“We who are strong ought to bear with the failings of the weak, and not to please ourselves. Each of us should please his neighbor for his good, to build him up, for even Christ did not please himself. But as it is written that the insults of those who insult you have fallen on me. For everything that was written in the past, that scripture was written to teach us, so that through endurance and the encouragement of the scriptures we might have hope.” (Romans 15:1-4)
“Dad, there’s been a terrible accident. Bob is in critical condition.” Bob? So, full of life, reaching his prime as a very successful photojournalist. Bob, my buddy, my son, open, loving, generous. Bob had just told me three days before, that God had spoken to him and it was time for him to set sail for God. On a routine underwater photo assignment Bob had run out of oxygen, become disoriented and stayed underwater for 10 minutes.
“Bob is with Jesus.” I think the word to describe my Inner state during those days was numb. Solomon said only the person involved can know his own bitterness or joy. No one else can really share it. Each must find his own way. In my case, I realized on reflection there were great therapies at work. One was the love of family and friends, and the other was the comfort of Scripture.
The passage along this line is our verse for today in Romans 15. Here is an underlying principle that requires reaching out to brothers who are weak in faith, and furthermore, perhaps an underlying principle that describes the Christian response to one. There may be weakness for whatever reason, and so I find here this beautiful unity of the Spirit. God gives endurance and encouragement to those who need it, to those who are down and needing courage, through a spirit of unity. Well, we had this love expressed in food and flowers, telephone calls, visits, letters, hundreds of letters. This was a healing balm. There’s a unity of the family.
I had all varieties of expression, I’m sure, from those who felt I should be grief free and filled with joy and the strength of the Lord, to those who said they understood well because it was similar loss, to those who said nothing but stood by in silent grief. None seemed inappropriate to me. All were trying to say, “I love you. I care.” How can that be inappropriate? And love assuages the grief. It’s the unity of the body. My suffering was public.

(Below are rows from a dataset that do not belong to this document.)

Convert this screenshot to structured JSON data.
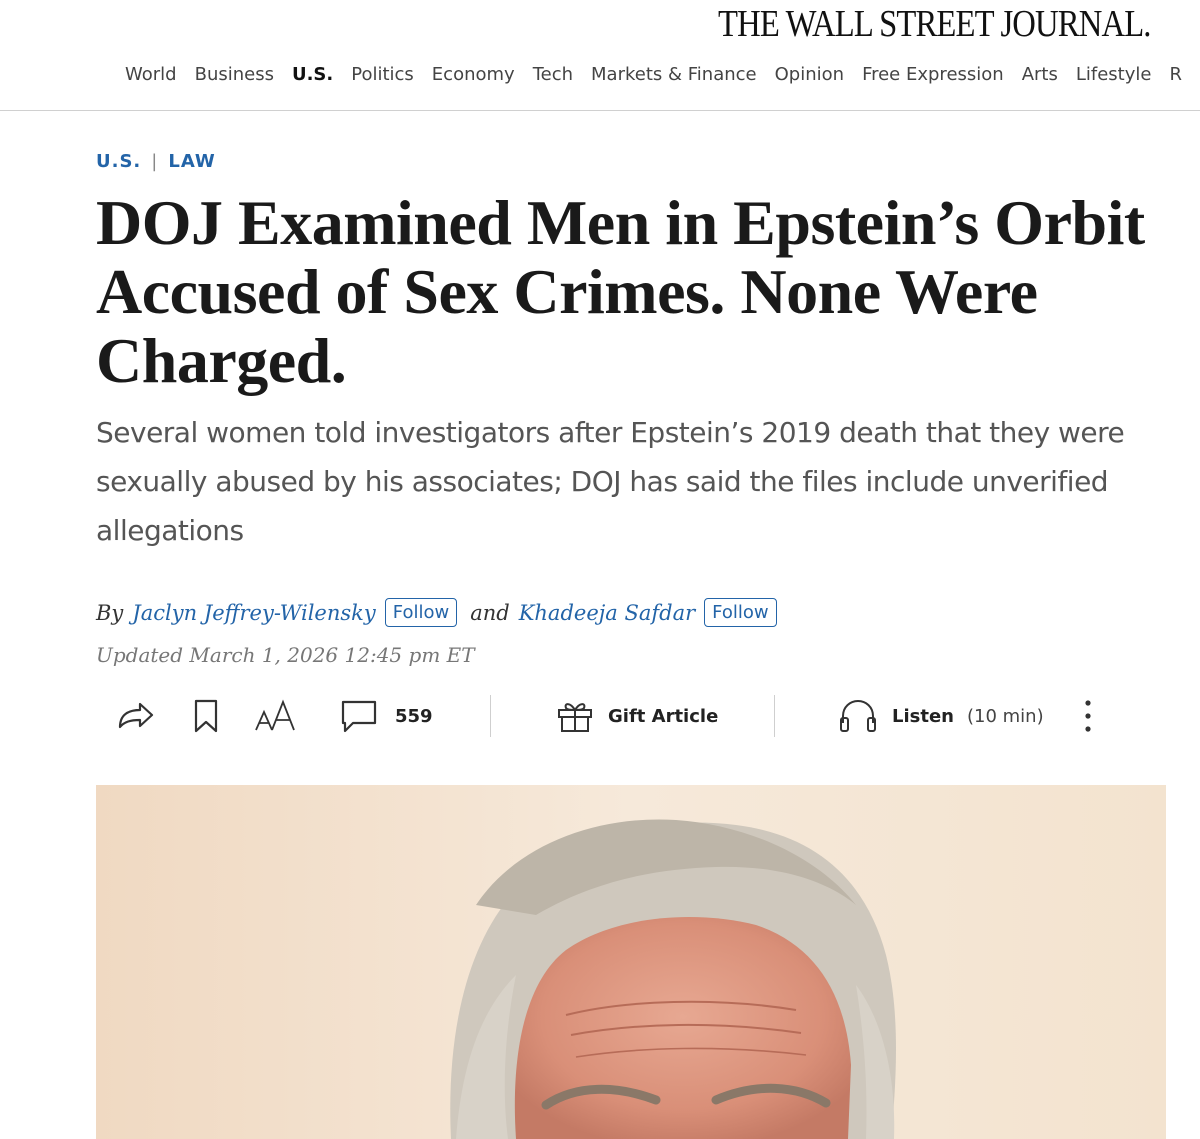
{
  "masthead": {
    "logo": "THE WALL STREET JOURNAL.",
    "nav": [
      "World",
      "Business",
      "U.S.",
      "Politics",
      "Economy",
      "Tech",
      "Markets & Finance",
      "Opinion",
      "Free Expression",
      "Arts",
      "Lifestyle",
      "R"
    ],
    "active_nav": "U.S."
  },
  "article": {
    "section": "U.S.",
    "subsection": "LAW",
    "headline": "DOJ Examined Men in Epstein’s Orbit Accused of Sex Crimes. None Were Charged.",
    "dek": "Several women told investigators after Epstein’s 2019 death that they were sexually abused by his associates; DOJ has said the files include unverified allegations",
    "byline": {
      "by": "By",
      "conjunction": "and",
      "authors": [
        "Jaclyn Jeffrey-Wilensky",
        "Khadeeja Safdar"
      ],
      "follow_label": "Follow"
    },
    "updated": "Updated March 1, 2026 12:45 pm ET"
  },
  "toolbar": {
    "comment_count": "559",
    "gift_label": "Gift Article",
    "listen_label": "Listen",
    "listen_duration": "(10 min)",
    "icons": [
      "share-icon",
      "bookmark-icon",
      "text-size-icon",
      "comment-icon",
      "gift-icon",
      "headphones-icon",
      "more-icon"
    ]
  },
  "hero_image": {
    "icon": "portrait-photo",
    "colors": {
      "background": "#f3e2cf",
      "skin": "#e3a089",
      "hair": "#d2cbc0"
    }
  },
  "colors": {
    "link": "#2364a8",
    "headline": "#1a1a1a",
    "dek": "#555555",
    "meta": "#777777",
    "divider": "#d0d0d0"
  }
}
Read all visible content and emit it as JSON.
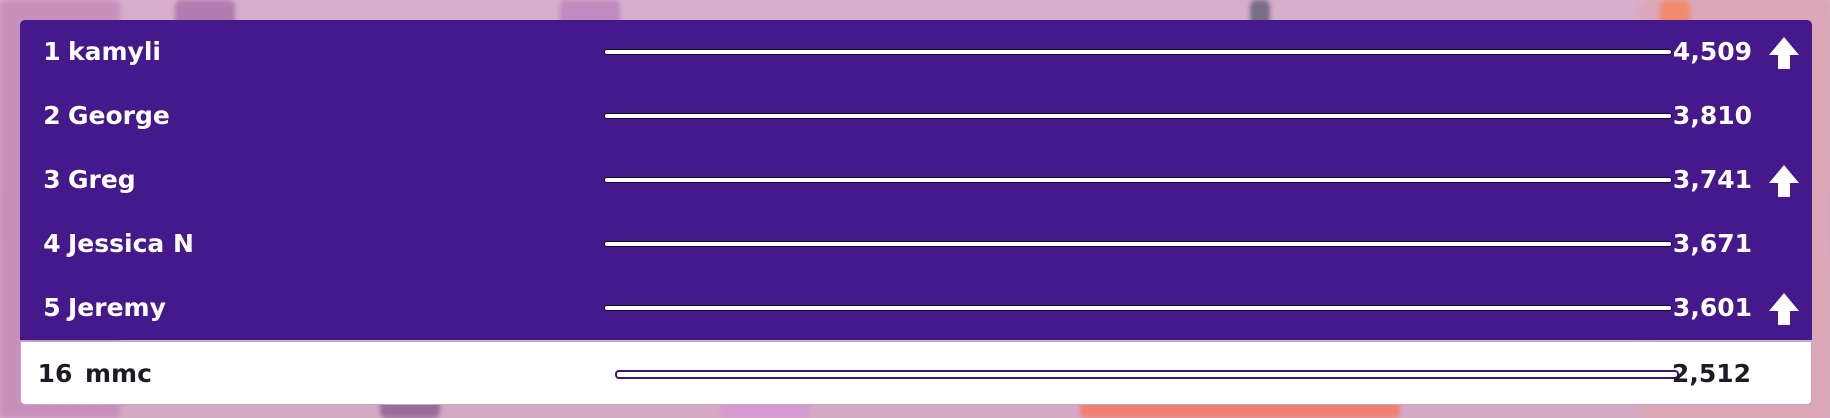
{
  "leaderboard": {
    "rows": [
      {
        "rank": "1",
        "name": "kamyli",
        "score": "4,509",
        "progress": 0.99,
        "trend": "up",
        "icon": "arrow-up-icon"
      },
      {
        "rank": "2",
        "name": "George",
        "score": "3,810",
        "progress": 1.0,
        "trend": "none"
      },
      {
        "rank": "3",
        "name": "Greg",
        "score": "3,741",
        "progress": 1.0,
        "trend": "up",
        "icon": "arrow-up-icon"
      },
      {
        "rank": "4",
        "name": "Jessica N",
        "score": "3,671",
        "progress": 1.0,
        "trend": "none"
      },
      {
        "rank": "5",
        "name": "Jeremy",
        "score": "3,601",
        "progress": 1.0,
        "trend": "up",
        "icon": "arrow-up-icon"
      }
    ],
    "self": {
      "rank": "16",
      "name": "mmc",
      "score": "2,512",
      "progress": 1.0,
      "trend": "none"
    }
  },
  "colors": {
    "row_background": "#45188c",
    "self_background": "#ffffff",
    "text_light": "#ffffff",
    "text_dark": "#1c1c24"
  }
}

But as the weeks wore on, I became aware of a great comfort that was at work, the comfort of the scriptures. You see that in verse 4, “through endurance and the comfort of the scriptures we might have hope.” There’s something in Scripture that brings hope in the most hopeless situation. Well, my problem was that at the time of Bob death, my daily Bible reading was in Numbers and Deuteronomy, and there’s not much comfort there. But I didn’t change or go on a search mission for more appropriate texts. It gradually dawned on me. That the true comfort of the scripture was in what it had taught me across the years about God, and heaven, and life, and death. By the molding of my mind and directing my thoughts, I had come to see things from God’s perspective. So that when the bombs began to fall. We are already safe in the shelter of his truth. There’s something basic about just routinely getting all of this into our head. It’s sort of like learning the multiplication table. It’s not fun. You don’t see any immediate application in life. It’s pretty much a grinding. You wouldn’t do it if the teacher didn’t make you do it. But it’s sort of undergirds the rest of your life. You find that the comfort of the Scripture comes, and we have the knowledge of God through the Word of God.
Well, the comfort of the Scripture gives hope. Hope for heaven. The void and the sense of loss is there. But a great discovery is the comfort of the Scripture, and the unity of the family – the body of Christ. And you see it was given to give hope. Remember the former things. So it’s not wrong for us to remember and to recount the former things about those we have lost, but the text in Isaiah says “remember the former things, those of long ago, I am God and there is no other. I will do all that I please. My purpose will stand. I’m not like these idols. I’m not like these gods of the nations. I am the God of truth. And I will do all that I purpose.” Remember, “I am the God, not the one that you have to carry and protect and explain.” No, no, no. It’s the other way around, he says, “even to your old age in gray hairs. I am He. I am He who will sustain you. I have made you, and I will carry you. I will sustain you and I will rescue you, because I am God.” Remember this.